Niferidile (NF) is a new class III antiarrhythmic compound developed in Russia. It was shown to increase refractoriness in atria in much smaller concentrations than in ventricles. The aim of our study was to evaluate the efficacy and safety of i.v. niferidil in doses 10, 20 and 30 mkg/kg in patients with persistent atrial fibrillation (AF) and atrial flutter (AFL) for pharmacological cardioversion. We included 100 patients (64 male) in the study. 82 pts had AF and 18 had AFL. Arrhythmia duration was 4,2±3,9 months (from 2 weeks to 24 months). Mean left atrium size was 4,26±0,4 sm and LV ejection fraction was 59±4%. Niferidile was administered as 3 bolus injections (10 mkg/kg each) performed with the 15-min interval. If sinus rhythm was restored within 15 min after injection, the next injection was canceled. Drug efficacy was defined as sinus rhythm restoration during following 24 hours. Antiarrhythmic efficacy of niferidile in dose of 10 mkg/kg was 49%, in dose of 20 mkg/ kg it was 65%, and in dose of 30 mkg/ kg reached 88%. NF was effective in all 18 patients with AFL and in 70 of 82 patients (85%) with AF. In 1 patient after infusion of 10 µg/kg of NF QT interval prolongated up to 700 ms and unsustained runs of polymorphyc ventricular tachycardia of 3-9 complexes were registrated during 15 min. This patient converted to normal sinus rhythm in 22 hours after NF infusion. In one patient we noted symptomatic sinus bradycardia, developed in 5 min after sinus rhythm restoration, treated successfully by atropine injection. All patients demonstrated prolongation of mean QT after NF infusion in dose-dependent manner. It returned to normal value within 2 hours in patients, who received 10 mkg/kg of drug and within 22-23 h in patients, who received 20 or 30 mkg/kg of NF.

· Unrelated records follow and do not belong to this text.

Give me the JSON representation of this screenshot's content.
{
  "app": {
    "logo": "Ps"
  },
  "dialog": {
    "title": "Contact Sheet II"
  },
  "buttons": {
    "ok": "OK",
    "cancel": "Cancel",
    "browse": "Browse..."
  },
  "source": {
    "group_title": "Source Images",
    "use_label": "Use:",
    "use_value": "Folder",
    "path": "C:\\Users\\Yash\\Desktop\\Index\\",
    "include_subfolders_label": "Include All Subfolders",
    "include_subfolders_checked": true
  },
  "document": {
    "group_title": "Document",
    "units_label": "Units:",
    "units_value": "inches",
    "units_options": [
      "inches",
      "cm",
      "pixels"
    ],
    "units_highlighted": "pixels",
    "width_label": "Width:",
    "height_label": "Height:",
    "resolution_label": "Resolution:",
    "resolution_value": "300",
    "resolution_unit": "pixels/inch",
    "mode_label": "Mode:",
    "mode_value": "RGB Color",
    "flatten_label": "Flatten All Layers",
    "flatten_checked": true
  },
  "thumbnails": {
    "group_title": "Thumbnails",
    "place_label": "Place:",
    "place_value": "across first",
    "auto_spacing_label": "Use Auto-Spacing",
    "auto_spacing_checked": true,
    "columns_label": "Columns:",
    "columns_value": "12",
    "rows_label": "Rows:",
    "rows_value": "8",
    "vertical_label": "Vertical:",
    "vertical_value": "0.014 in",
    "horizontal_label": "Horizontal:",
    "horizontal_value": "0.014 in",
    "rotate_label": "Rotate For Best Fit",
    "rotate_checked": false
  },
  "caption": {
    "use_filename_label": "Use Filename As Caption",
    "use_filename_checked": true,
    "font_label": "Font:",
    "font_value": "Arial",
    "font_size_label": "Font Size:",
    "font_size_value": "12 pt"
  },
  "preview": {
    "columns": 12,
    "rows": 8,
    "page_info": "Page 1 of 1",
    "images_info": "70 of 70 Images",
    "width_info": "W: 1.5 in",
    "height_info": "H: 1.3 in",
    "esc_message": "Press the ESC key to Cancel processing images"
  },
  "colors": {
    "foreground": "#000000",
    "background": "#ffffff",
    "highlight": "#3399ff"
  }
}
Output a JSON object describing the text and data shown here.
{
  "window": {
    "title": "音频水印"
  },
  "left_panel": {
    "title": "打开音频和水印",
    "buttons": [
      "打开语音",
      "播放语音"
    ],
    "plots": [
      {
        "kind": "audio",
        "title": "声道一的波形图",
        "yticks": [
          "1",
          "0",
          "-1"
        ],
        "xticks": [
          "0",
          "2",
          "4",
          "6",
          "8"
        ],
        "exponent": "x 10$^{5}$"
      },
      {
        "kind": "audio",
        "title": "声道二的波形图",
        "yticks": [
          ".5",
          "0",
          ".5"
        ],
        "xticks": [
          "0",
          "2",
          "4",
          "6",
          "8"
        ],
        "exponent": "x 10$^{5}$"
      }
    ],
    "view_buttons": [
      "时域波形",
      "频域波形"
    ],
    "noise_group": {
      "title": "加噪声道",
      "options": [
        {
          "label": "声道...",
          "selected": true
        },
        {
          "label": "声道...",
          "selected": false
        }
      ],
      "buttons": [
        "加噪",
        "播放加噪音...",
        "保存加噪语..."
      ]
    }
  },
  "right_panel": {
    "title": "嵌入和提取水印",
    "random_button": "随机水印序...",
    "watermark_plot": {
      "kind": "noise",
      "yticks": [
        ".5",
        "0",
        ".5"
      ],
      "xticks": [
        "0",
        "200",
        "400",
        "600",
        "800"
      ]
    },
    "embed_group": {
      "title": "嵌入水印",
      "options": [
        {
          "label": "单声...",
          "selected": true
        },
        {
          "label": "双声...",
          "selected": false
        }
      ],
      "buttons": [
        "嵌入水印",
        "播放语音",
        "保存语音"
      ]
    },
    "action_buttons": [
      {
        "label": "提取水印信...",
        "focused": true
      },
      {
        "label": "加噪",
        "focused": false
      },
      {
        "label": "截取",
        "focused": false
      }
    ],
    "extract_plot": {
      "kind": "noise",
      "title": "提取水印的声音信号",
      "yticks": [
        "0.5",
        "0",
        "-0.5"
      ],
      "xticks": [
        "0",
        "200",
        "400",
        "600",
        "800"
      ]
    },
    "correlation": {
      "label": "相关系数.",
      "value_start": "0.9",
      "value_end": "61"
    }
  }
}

Summary: i.v. niferidile in doses up to 30 mkg/kg seems to be very effective for restoration of SR: 85% for persistent AF and 100% for persistent AFL, it seems to be sufficiently safe, proarrhythmic events are rare.
- © 2012 by American Heart Association, Inc.